▸ **Excerpted data**:
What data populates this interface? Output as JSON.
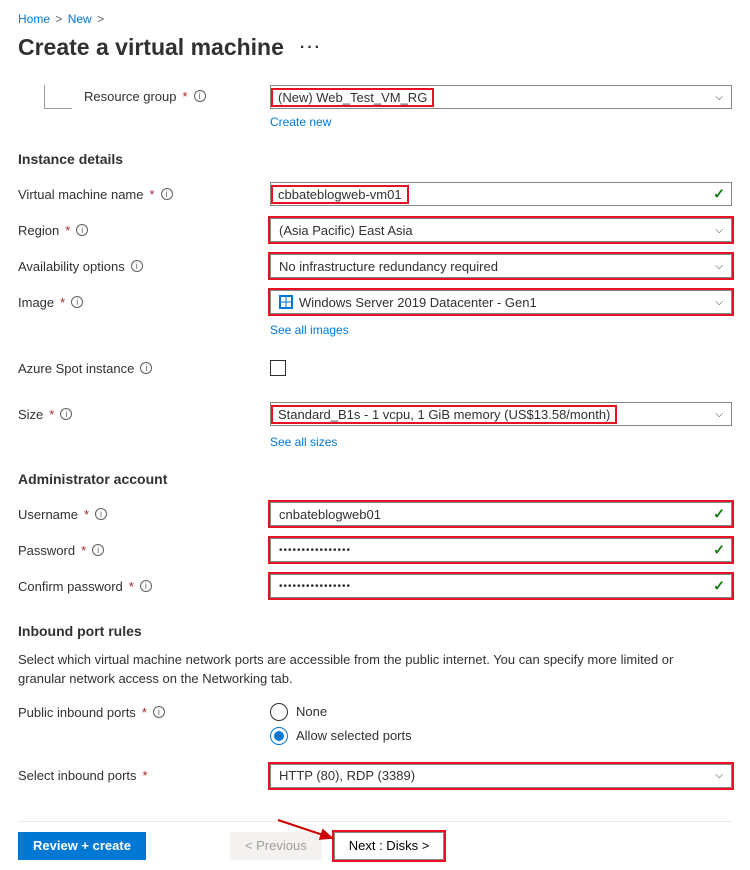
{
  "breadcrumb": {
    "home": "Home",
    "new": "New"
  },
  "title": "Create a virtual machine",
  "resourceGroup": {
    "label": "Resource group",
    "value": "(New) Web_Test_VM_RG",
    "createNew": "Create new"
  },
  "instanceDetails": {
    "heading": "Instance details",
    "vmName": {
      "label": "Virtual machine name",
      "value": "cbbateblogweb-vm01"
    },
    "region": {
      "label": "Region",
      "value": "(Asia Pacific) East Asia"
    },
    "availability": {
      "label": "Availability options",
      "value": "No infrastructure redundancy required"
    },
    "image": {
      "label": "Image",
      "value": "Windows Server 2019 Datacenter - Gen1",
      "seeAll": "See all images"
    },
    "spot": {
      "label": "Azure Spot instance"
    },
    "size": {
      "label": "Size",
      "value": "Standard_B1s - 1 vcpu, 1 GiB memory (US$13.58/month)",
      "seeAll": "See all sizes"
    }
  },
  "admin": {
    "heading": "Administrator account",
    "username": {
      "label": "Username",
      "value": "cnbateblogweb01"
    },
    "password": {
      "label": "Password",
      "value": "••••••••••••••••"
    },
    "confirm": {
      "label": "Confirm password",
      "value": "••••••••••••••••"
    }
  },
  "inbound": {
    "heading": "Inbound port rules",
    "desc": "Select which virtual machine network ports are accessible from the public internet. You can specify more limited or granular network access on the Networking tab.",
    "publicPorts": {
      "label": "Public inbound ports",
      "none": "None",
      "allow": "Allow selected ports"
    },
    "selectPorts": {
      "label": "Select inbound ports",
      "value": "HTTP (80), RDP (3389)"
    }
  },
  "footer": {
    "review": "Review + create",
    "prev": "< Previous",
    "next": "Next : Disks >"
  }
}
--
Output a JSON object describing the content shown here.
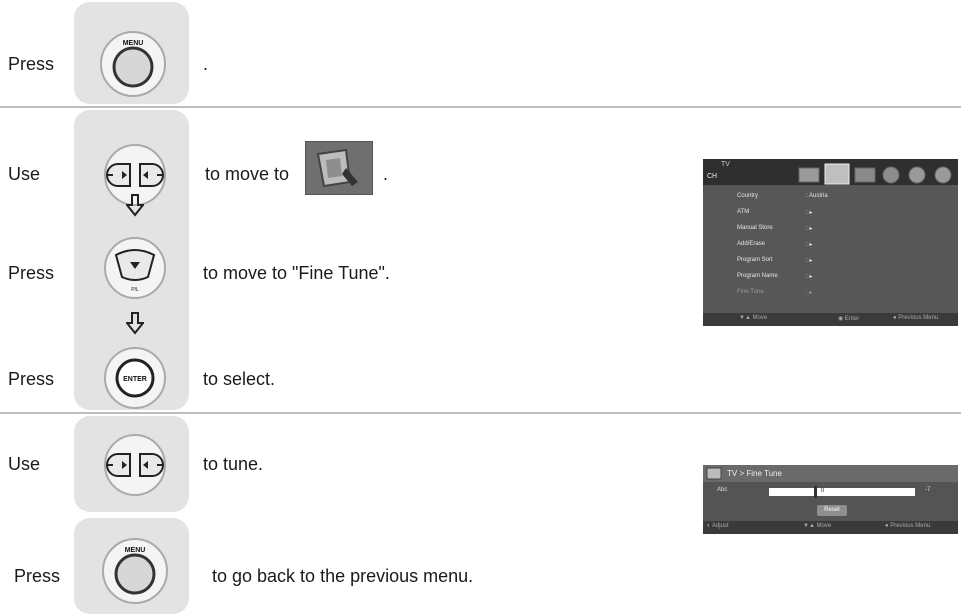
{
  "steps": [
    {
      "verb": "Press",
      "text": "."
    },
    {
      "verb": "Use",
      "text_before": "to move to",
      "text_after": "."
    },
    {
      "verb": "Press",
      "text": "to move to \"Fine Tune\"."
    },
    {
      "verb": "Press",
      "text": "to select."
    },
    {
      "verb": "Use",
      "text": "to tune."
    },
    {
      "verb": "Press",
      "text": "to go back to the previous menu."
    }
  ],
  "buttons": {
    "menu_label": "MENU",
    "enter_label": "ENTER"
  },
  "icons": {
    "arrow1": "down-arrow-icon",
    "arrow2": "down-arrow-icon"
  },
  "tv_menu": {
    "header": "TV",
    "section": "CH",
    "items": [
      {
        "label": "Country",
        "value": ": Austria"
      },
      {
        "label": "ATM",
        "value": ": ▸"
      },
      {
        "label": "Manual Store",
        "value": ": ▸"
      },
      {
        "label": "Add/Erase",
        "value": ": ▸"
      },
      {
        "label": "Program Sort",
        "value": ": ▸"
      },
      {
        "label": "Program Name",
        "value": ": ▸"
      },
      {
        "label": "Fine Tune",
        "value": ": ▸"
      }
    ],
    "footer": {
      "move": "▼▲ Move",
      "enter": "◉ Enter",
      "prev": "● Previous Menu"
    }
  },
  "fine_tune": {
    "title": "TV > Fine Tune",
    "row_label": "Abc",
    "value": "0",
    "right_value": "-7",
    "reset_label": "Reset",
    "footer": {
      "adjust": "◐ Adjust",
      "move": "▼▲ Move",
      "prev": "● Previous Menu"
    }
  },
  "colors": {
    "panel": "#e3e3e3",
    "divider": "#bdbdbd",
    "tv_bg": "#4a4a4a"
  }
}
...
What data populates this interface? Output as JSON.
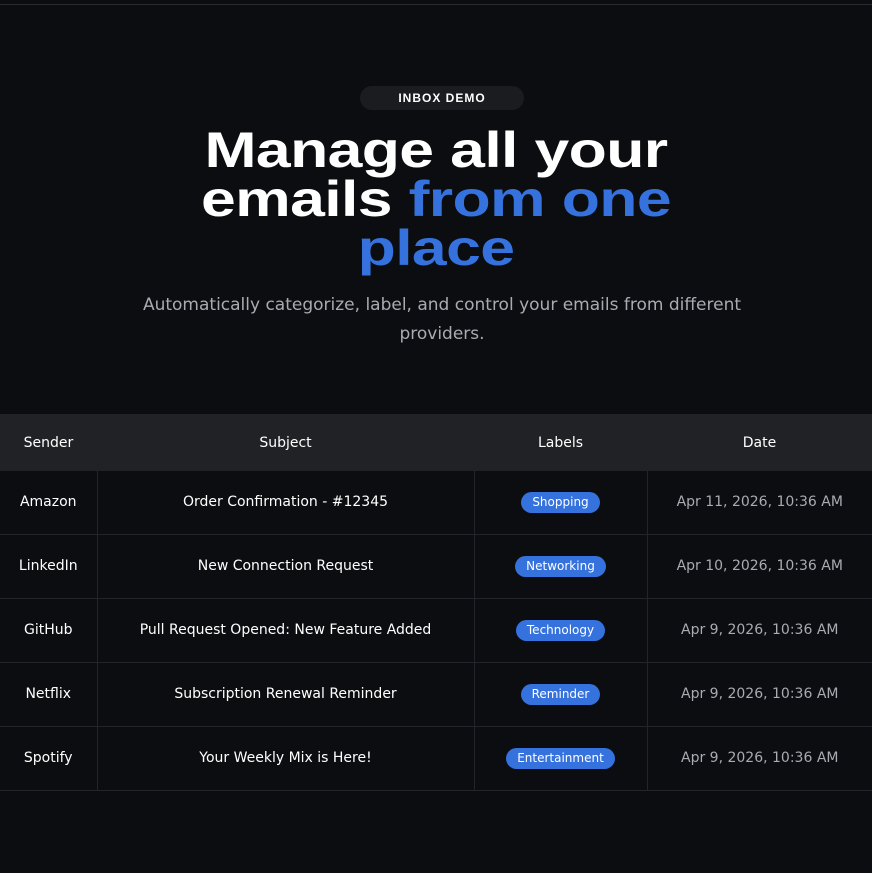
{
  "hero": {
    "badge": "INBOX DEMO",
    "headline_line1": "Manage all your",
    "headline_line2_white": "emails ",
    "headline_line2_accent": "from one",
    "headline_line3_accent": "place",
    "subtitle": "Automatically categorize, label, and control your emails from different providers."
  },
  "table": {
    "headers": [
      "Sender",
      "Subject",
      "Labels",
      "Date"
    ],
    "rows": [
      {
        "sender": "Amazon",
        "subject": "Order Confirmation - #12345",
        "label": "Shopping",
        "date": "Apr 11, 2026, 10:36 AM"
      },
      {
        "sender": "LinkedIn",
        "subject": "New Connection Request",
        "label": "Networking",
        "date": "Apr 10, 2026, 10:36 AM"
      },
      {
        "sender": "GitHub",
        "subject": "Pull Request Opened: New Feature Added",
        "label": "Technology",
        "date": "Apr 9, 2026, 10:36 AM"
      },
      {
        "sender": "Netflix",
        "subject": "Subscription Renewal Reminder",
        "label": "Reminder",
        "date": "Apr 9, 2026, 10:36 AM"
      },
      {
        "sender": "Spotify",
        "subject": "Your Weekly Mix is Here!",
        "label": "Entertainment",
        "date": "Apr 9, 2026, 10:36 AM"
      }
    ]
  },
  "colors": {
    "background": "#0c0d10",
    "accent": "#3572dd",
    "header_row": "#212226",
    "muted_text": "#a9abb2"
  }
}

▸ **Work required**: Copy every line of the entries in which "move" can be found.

▸ **Written response**:
      "text_before": "to move to",
      "text": "to move to \"Fine Tune\"."
      "move": "▼▲ Move",
      "move": "▼▲ Move",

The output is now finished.